_Dataset items_:
▬▬▬▬▬▬

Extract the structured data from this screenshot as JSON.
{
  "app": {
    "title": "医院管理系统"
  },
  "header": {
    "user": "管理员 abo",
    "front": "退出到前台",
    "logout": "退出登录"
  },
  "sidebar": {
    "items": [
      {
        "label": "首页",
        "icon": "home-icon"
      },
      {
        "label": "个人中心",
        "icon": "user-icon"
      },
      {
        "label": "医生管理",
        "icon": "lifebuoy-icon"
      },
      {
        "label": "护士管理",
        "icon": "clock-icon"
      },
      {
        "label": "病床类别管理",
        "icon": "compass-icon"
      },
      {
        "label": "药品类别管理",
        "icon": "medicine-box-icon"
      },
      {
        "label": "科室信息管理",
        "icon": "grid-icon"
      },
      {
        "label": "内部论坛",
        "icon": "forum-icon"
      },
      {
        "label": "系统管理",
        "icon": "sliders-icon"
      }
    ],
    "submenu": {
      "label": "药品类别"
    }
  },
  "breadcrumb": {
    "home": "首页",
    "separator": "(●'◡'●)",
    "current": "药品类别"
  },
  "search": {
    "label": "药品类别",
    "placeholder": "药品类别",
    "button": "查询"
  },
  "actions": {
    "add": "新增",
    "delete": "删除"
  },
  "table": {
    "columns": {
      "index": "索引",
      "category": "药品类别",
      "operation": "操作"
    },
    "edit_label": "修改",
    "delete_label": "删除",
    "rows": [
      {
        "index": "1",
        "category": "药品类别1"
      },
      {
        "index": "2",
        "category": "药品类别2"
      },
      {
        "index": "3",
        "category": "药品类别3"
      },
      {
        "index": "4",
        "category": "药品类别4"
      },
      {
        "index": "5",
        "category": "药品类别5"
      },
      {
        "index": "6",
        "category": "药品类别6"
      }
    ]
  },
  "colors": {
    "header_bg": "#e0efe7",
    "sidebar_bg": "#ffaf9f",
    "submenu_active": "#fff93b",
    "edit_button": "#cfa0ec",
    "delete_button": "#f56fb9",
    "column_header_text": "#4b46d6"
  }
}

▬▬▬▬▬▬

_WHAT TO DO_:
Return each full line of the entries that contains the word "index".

_PROBLEM SOLUTION_:
      "index": "索引",
        "index": "1",
        "index": "2",
        "index": "3",
        "index": "4",
        "index": "5",
        "index": "6",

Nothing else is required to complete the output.